Helping Fireworks Phobias
Dogs who react to fireworks can experience serious distress. They can exhibit behaviors as mild as panting, pacing and whining. Some dogs become upset enough to tremble, drool, bark, howl, or hide. Still others can become so terrified that they desperately attempt to escape from the house and will even urinate and defecate indoors from fear.
We don’t know why some dogs develop phobias to loud sounds such as fireworks. Some dogs seem to be more affected by the flashing lights, some to the sound, and some to the deeper vibrations.
If you are dealing with a dog with fireworks anxiety, it is important not to punish your dog for showing signs of anxiety. This will only make the problem worse. Medications can help but needs to be given in advance of the event for the best results. Once a dog is in full-blown panic mode it is too late.

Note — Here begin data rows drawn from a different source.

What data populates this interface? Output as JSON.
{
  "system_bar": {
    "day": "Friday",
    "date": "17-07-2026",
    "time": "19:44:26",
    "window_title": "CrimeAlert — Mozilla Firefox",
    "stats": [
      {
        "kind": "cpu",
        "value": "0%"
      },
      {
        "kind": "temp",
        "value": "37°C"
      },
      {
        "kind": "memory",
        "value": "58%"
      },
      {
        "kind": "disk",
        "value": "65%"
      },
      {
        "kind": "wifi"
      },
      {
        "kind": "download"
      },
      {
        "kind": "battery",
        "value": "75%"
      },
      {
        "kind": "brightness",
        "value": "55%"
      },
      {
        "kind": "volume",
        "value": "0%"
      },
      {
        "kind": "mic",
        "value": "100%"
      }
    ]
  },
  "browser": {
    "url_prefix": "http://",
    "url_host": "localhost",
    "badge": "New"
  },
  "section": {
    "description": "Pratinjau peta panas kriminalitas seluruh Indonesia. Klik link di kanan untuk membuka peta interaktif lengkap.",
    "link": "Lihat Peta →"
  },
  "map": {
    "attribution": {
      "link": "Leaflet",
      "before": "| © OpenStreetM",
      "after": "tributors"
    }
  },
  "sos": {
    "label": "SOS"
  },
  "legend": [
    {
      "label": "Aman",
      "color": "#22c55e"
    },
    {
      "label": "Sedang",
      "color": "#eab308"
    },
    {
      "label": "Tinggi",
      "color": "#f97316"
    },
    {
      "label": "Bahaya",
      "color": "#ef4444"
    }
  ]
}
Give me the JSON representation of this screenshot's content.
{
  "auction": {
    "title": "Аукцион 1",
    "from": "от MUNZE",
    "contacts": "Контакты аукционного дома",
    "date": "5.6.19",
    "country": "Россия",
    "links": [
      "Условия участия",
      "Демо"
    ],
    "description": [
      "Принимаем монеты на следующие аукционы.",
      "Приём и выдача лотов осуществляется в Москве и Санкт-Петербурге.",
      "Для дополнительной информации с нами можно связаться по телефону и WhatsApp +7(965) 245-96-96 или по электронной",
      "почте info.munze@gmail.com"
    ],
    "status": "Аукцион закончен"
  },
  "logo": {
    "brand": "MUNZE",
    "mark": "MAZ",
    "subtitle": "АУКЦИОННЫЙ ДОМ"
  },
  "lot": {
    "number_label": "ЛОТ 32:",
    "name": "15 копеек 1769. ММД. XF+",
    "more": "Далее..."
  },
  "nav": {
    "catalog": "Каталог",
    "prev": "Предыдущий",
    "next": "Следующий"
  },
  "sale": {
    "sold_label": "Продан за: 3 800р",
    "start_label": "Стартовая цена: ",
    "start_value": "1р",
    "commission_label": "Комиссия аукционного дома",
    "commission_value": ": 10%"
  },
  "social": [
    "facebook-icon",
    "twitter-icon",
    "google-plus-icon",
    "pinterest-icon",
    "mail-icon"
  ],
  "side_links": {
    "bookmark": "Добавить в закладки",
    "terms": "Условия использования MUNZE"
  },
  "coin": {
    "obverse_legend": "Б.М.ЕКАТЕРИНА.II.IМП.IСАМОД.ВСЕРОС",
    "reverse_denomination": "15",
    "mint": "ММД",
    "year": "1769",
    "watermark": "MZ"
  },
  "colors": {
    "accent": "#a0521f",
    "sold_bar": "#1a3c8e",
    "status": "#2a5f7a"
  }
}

The best time to begin helping a pet with fireworks anxiety is before the displays begin. When you know a fireworks display is scheduled, plan for your dog’s comfort.
Exercise your dog early in the day to burn off some energy, and then bring your dog inside well ahead of the event. Create a “safe room” for your dog. Close windows and curtains to help block the sound and light flashes. Leaving the lights on will also help with the flashes. Run a fan or air conditioner to drown out the sound or play soothing classical music. Provide a soft bed or small cozy crate.
Keep doors secure and windows latched. A panicked dog can break through a screen if it tries to run from the noise. Unfortunately, may dogs do escape from home around Independence Day. Make sure your dog is wearing a well-fitting collar with identification. Ensure that the contact information on tags is up-to-date and readable.
If you are attending any Fourth of July activities, leave your pet at home. Lots of people, warm weather and overstimulation combined with the stress of fireworks at night is a recipe for distress.
Not only dogs suffer from fireworks anxiety. Cats can be affected as well. Many of the “safe room” techniques are useful for keeping kitties calm during fireworks.
In the long-term, desensitization and behavior modification are best. Every dog is an individual, and not every technique for dealing with fireworks will work with every dog. Helping a dog through this type of phobia is labor intensive, but the results are worth it. Working with a trainer or behaviorist will make success more likely.
If you think your dog would benefit from behavior modification for fireworks phobia, contact us at 824-4108. Together we can evaluate your dog’s needs, determine if medication would be helpful, and then recommend time with our trainer at The Animal Playhouse.